Fig.4. Examples of radial friction welds in Grade 29 titanium alloy pipes
Fracture toughness was assessed using Single Edge Notch Bend (SENB) specimens.
Specimens were tested in the 'as welded' and the stress relieved condition (2hrs at 720°C). For both conditions, the results for K EE and CTOD δ 5 max as well as the R-curves indicate a reduced fracture toughness in the HAZ and weld metal when compared to base material.
In order to improve the fracture toughness, Post Weld Heat Treatment (PWHT) was investigated using temperatures near the super β transus. The experimental work was divided into two stages. In the first stage a series of different PWHT were devised and conducted in an electric heated furnace in an air atmosphere. The resulting microstructures were investigated by conventional light microscopy after removal of the surface oxide layer. In stage two, the specimens treated by the selected procedures were subjected to hardness and micro flat tensile testing. In addition, specimens were produced for fracture toughness tests (CTOD δ 5 ).
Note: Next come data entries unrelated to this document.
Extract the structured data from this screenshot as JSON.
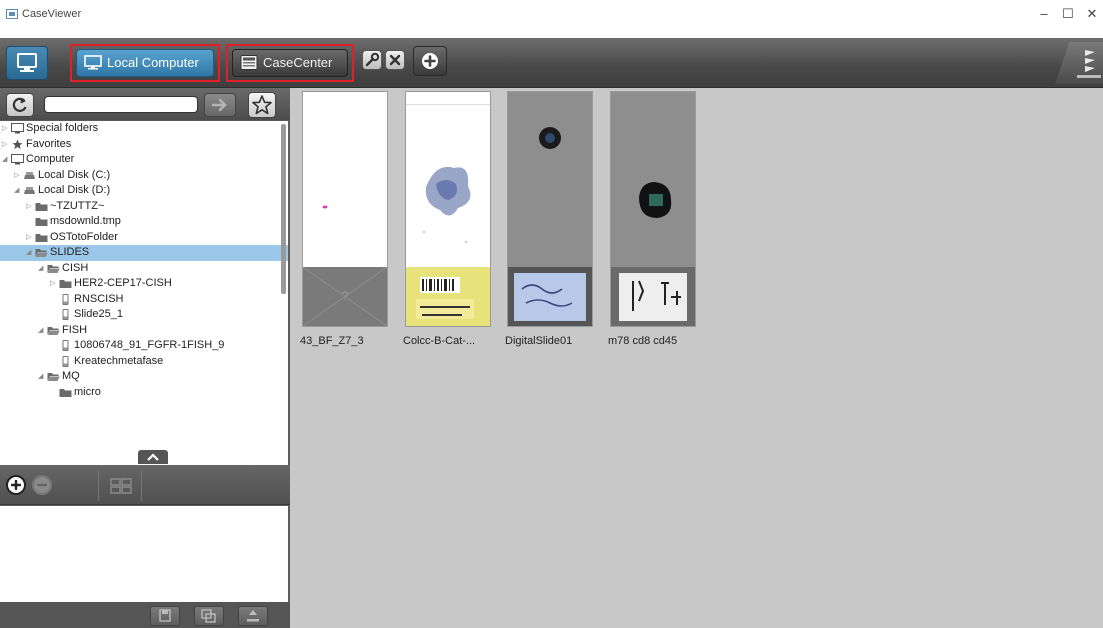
{
  "window": {
    "title": "CaseViewer",
    "controls": {
      "minimize": "–",
      "maximize": "☐",
      "close": "✕"
    }
  },
  "toolbar": {
    "local_computer_label": "Local Computer",
    "casecenter_label": "CaseCenter"
  },
  "browser": {
    "path_value": "",
    "tree": [
      {
        "label": "Special folders",
        "indent": 0,
        "toggle": "collapsed",
        "icon": "computer-icon"
      },
      {
        "label": "Favorites",
        "indent": 0,
        "toggle": "collapsed",
        "icon": "star-icon"
      },
      {
        "label": "Computer",
        "indent": 0,
        "toggle": "expanded",
        "icon": "computer-icon"
      },
      {
        "label": "Local Disk (C:)",
        "indent": 1,
        "toggle": "collapsed",
        "icon": "disk-icon"
      },
      {
        "label": "Local Disk (D:)",
        "indent": 1,
        "toggle": "expanded",
        "icon": "disk-icon"
      },
      {
        "label": "~TZUTTZ~",
        "indent": 2,
        "toggle": "collapsed",
        "icon": "folder-icon"
      },
      {
        "label": "msdownld.tmp",
        "indent": 2,
        "toggle": "none",
        "icon": "folder-icon"
      },
      {
        "label": "OSTotoFolder",
        "indent": 2,
        "toggle": "collapsed",
        "icon": "folder-icon"
      },
      {
        "label": "SLIDES",
        "indent": 2,
        "toggle": "expanded",
        "icon": "folder-open-icon",
        "selected": true
      },
      {
        "label": "CISH",
        "indent": 3,
        "toggle": "expanded",
        "icon": "folder-open-icon"
      },
      {
        "label": "HER2-CEP17-CISH",
        "indent": 4,
        "toggle": "collapsed",
        "icon": "folder-icon"
      },
      {
        "label": "RNSCISH",
        "indent": 4,
        "toggle": "none",
        "icon": "slide-icon"
      },
      {
        "label": "Slide25_1",
        "indent": 4,
        "toggle": "none",
        "icon": "slide-icon"
      },
      {
        "label": "FISH",
        "indent": 3,
        "toggle": "expanded",
        "icon": "folder-open-icon"
      },
      {
        "label": "10806748_91_FGFR-1FISH_9",
        "indent": 4,
        "toggle": "none",
        "icon": "slide-icon"
      },
      {
        "label": "Kreatechmetafase",
        "indent": 4,
        "toggle": "none",
        "icon": "slide-icon"
      },
      {
        "label": "MQ",
        "indent": 3,
        "toggle": "expanded",
        "icon": "folder-open-icon"
      },
      {
        "label": "micro",
        "indent": 4,
        "toggle": "none",
        "icon": "folder-icon"
      }
    ]
  },
  "slides": [
    {
      "label": "43_BF_Z7_3",
      "style": "white"
    },
    {
      "label": "Colcc-B-Cat-...",
      "style": "tissue"
    },
    {
      "label": "DigitalSlide01",
      "style": "gray-dot"
    },
    {
      "label": "m78 cd8 cd45",
      "style": "gray-blob"
    }
  ],
  "colors": {
    "accent_blue": "#2f77a6",
    "highlight_red": "#e0202a",
    "selection": "#9bc7e8",
    "content_bg": "#c8c8c8"
  }
}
The results showed that all heat treatments at 950°C improve the fracture toughness of the weld metal compared to the 'as welded' condition without any significant degradation of the base material with the most suitable condition being of 15 minutes duration with a cooling rate, 150°C/min.
Fatigue tests in synthetic, circulated seawater (ASTM D 1141) were conducted at room temperature as well as at 150°C. The tests were carried out on servo-hydraulic testing machines under load control with a test frequency of 0.2 Hz (sinusoidal wave form, R=0.4) representing wave loading. Flat specimens were used for the tests and the surface condition was as machined to represent a surface roughness comparable to machined pipe weld sections. The specimens were oriented parallel to the axial pipe direction with the RFW joints located in the centre of the gauge length.
The results of the fatigue tests are presented in Fig.5 which also includes the results of the study on GTAW welds. All RFW specimens exhibited a longer fatigue life than the selected Riser Design Curve. The number of cycles to failure of the RFW specimens were comparable or, even in the upper stress regime ( σ max = 680 MPa), higher than the GTAW welds.
Fig.5. Comparative fatigue performance of RFW and GTAW for titanium risers
The test results indicate that the test temperature (20°C/150°C) has no significant influence on the fatigue strength of the joints. The fatigue life of the PWHT specimens (2h at 720°C) was not improved when compared to the 'as welded' condition.
This programme of work is now complete and the results indicate that the metallurgical and mechanical properties of GTAW and RFW joints in Grade 29 alloy fulfil the main requirement for a future use in the installation of titanium production risers.
There is considerable scope for the use of titanium for production risers for deepwater field developments that involve the handling of high pressure, high temperature and highly corrosive products.
The use of orbital, hot wire GTAW provides much improved productivity while retaining the high quality required for this critical application.
For future commercial application, it is considered that the use of lay-barge installation techniques combined with the RFW joining process will provide the best technical and economic solution.
Copyright 2000, DMG World Media UK Ltd